LOUISVILLE, Ky. — Kentucky lawmakers are moving forward with bills that could change the way schools handle COVID-19, but not everyone is in favor.
In Frankfort on Wednesday, state education committees approved two nearly identical pieces of legislation that have some JCPS parents protesting.
Nearly identical, both are pushing for three main changes: An end to the statewide mask mandate in public schools -- with potential to reach districts, adding 20 remote learning days that could be used on a school by school basis, and "test-to-stay": a concept that would let students avoid quarantines, even if exposed, by providing daily negative tests.
"We got tired of seeing all this stuff, and we decided to do something about it," JCPS parent Rose Reams said.
On Wednesday evening, a handful of JCPS parents protested, saying lawmakers are missing the mark.
"The kids can only be virtual for so many hours, like why?" local activist Stachelle Bussey said.
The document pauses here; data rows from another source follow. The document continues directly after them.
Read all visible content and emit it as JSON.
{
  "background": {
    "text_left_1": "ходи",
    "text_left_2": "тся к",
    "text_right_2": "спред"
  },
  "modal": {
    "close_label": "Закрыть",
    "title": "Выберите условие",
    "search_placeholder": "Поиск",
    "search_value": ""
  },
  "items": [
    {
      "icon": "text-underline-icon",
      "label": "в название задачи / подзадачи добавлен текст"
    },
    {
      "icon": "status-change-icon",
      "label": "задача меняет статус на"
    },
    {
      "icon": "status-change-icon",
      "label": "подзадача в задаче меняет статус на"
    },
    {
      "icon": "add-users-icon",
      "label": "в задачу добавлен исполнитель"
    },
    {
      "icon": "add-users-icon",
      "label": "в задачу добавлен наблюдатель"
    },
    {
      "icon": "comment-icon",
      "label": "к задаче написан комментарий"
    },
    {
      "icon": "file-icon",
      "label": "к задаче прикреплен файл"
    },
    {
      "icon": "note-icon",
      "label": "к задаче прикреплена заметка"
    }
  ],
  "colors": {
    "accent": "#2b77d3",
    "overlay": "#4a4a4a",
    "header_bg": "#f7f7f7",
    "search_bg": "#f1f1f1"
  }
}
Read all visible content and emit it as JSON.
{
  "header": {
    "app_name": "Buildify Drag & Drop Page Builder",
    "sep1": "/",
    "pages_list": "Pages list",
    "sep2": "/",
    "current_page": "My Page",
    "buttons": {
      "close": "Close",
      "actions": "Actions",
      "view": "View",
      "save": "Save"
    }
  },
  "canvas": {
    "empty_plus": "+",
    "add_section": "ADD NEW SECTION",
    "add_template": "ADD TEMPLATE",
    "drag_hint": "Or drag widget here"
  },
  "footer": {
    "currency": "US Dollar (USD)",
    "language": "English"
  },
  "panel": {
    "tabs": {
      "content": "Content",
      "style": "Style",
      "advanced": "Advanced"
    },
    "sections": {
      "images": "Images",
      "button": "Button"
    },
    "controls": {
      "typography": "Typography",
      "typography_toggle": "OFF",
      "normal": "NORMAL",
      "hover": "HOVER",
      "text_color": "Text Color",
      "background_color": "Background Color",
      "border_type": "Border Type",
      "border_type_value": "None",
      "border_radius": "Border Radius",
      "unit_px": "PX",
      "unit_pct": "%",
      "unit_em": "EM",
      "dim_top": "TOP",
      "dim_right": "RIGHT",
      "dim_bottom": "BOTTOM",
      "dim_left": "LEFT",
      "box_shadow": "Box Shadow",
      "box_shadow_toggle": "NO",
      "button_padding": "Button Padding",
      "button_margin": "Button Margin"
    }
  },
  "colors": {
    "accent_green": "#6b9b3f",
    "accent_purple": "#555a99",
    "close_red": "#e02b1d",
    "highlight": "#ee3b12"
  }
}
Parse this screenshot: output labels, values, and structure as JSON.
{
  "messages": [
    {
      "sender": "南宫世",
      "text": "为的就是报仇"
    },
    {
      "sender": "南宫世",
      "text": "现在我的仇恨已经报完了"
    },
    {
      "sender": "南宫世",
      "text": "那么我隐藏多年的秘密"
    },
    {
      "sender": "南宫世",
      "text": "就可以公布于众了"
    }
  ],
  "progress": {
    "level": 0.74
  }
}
In their minds, these proposals won't fix COVID issues in a school district this size, saying JCPS needs the power to make changes fluidly -- hybrid learning included.
"No one has ever asked for unlimited NTI. All we have asked for is enough to keep our kids safe while COVID is surging like it is right now," said 'Dear JCPS' founder Gay Adelmann.
The Jefferson and Fayette County superintendents already sent a letter to Governor Beshear and lawmakers last week, asking for more flexibility.
These families don't believe that's happening.
"Making all these one-size-fits-all solutions that tie the hands of large districts like Jefferson County," Adelmann said.
These parents' next step is another trip to protest in Frankfort on Thursday morning for day 3 of the special session.
Both SB 1 and HB 1 have a ways to go before being passed and sent to the Governor's desk. Both now head to the state Senate and House floors, where roadblocks are expected.
Several floor amendments have already been filed for both bills. One amendment for SB 1 would actually prohibit school districts from requiring masks. Those changes will be discussed by the full House and Senate.